The Datai, Langkawi

Finally getting around to uploading some photos from our brief trip to Malaysia. We stayed at The Datai on the island of Langkawi for three nights. The resort hotel is surrounded by rainforest, and the lobby is completely open to the outdoors, which made for an otherworldy impression when we arrived at 10:30 PM on a Sunday night. As we sat on a sofa and sipped our welcome drinks, we listened to the sound of frogs croaking in lobby's lotus-filled pond. It's pretty impossible to capture the vibe of the place in photographs, but for anyone looking to do a romantic, relaxing beach holiday, and willing to spend the extra bucks, I recommend it. We got chased by monkeys. . . I touched a huge iguana that I thought would bite my hand off. . . flipped our rental kayak . . . got sunburned. . . got oil massages. . . took an open-air flower bath. . . had a private dinner on a secluded beach. . . ate starfruit. . . drank planter's punch. . . and all-in-all had a great time.


Street View

Today I was playing with Google Maps, which recently launched its Street View feature for Tokyo.

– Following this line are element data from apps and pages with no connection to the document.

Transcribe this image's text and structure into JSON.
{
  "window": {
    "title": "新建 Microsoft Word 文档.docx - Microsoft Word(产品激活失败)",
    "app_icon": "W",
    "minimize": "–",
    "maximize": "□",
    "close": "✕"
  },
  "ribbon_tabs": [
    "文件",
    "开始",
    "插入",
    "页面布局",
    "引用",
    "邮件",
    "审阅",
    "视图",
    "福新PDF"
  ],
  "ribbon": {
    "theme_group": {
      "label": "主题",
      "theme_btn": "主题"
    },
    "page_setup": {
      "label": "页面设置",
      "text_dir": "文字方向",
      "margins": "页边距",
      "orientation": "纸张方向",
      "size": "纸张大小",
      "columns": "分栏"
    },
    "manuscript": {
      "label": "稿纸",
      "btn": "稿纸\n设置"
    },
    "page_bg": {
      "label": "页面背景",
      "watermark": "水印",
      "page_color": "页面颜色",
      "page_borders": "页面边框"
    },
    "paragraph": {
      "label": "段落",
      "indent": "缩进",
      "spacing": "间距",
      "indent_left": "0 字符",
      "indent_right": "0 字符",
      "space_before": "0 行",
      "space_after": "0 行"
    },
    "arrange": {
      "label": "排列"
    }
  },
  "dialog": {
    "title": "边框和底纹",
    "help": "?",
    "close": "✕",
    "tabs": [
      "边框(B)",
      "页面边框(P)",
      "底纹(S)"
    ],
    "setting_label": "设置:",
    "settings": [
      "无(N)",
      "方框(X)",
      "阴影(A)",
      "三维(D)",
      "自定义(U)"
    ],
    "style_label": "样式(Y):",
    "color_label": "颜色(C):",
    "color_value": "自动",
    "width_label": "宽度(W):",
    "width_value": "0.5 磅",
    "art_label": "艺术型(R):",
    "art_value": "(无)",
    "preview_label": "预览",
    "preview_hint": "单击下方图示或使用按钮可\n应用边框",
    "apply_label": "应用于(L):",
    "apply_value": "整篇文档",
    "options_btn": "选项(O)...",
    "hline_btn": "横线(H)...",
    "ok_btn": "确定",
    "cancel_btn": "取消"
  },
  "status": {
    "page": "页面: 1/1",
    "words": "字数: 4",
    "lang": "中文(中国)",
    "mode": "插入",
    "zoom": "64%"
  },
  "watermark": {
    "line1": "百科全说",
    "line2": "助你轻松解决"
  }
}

To protect people's privacy, people that appear in the Street View have their faces blurred out. Overall, the possibility of being captured in the Street View image while you were randomly out on the street seems rather slim. But taking a virtual walk around where I work, I found something interesting. The guy who sells fruit and vegetables in the alley near my office building is right there in the Street View. You can see him in the screen grab above, with a white cap on, standing in front of an electric pole . It's like he's a permanent fixture on the street. I plan on doing some more virtual walking to find other people that have been immortalized in Street View.


Travel TV

Now that I've gotten on the subject of travel programs, I might as well come clean. The majority of TV programs that I watch in Japan are travelogues of some sort. In my previous post, I wrote about my fondness for "Weekend Cinderella." In fact, there are three other shows that I try to catch every week -- all of which involve travel, but are thematically very different. The best is "Sekai Ururun Taizaiki," which has been on TV for the last 13 years. The show has different celebrities go on a homestay for about a week in another country. Most of the time they have a goal to accomplish by the end of their stay, maybe walking a tightrope in a Korean acrobatic act or learning how sing to make a camel cry in Mongolia. Unfortunately, "Ururun" is going off the air this fall. That means I will have to be satisfied with the remaining travel programs.

"Sekai Fureai Aruki" is a really unusual show on NHK that features no visible host. Alternatively featuring a male or female narrator, the show is a virtual walk through various towns all over the globe. Most of the walk is shot in real time, and includes face-to-face exchanges with people randomly encountered on the streets and alleyways.
"AiNori" is the closest to US-style reality TV. It's similar to MTV's "Road Rules," where a small group of girls and guys travels in a van through different countries. The twist here is that they are trying to make a love connection, and they can only return to Japan once they successfully partner with someone of the opposite sex. Or until they "retire" from the show. I find the show odd in the sense that if I had a choice, I would choose to travel the world for as long as I could for free. To me, going home to Japan seems like losing rather than winning.


Cinderella Man

Every Saturday night I make sure to watch "Shuumatsu no Shinderera Sekai! Dangan Torabera." Loosely translated, it means "Weekend World Cinderella! Bullet Traveller." Each episode has a female celebrity go on a seriously short and speedy trip. Originally, the show was supposed to be the kinds of trips most women could either afford the time and money for, but recently the destinations are pretty far from Japan. This has resulted in odd, three-day, one-night itineraries, meaning the travellers spend most of their time on the airplane. Regardless, they make the most of their time once on the ground. Usually they have a specific site they wish to see, like the jelly-fish lake in Palau or the Aurora Borealis in Canada, or a bit of foreign culture they want to experience, like being a "bride" at a wedding in the Greek islands or drinking tequila in Mexico. I've always enjoyed travel shows (yes, I even used to watch Rick Steves on PBS), and this one makes you realize that you don't need that much time to have a mini-adventure (although, you probably do need a lot of money).



Originally uploaded by Braincell Jupiter
A snack bar that once was. This building in Gotanda is no more. Snapped the photo just two weeks before it was torn down.

Embassy Dog

The dog at the back entrance gate to the Brazilian Embassy in Tokyo.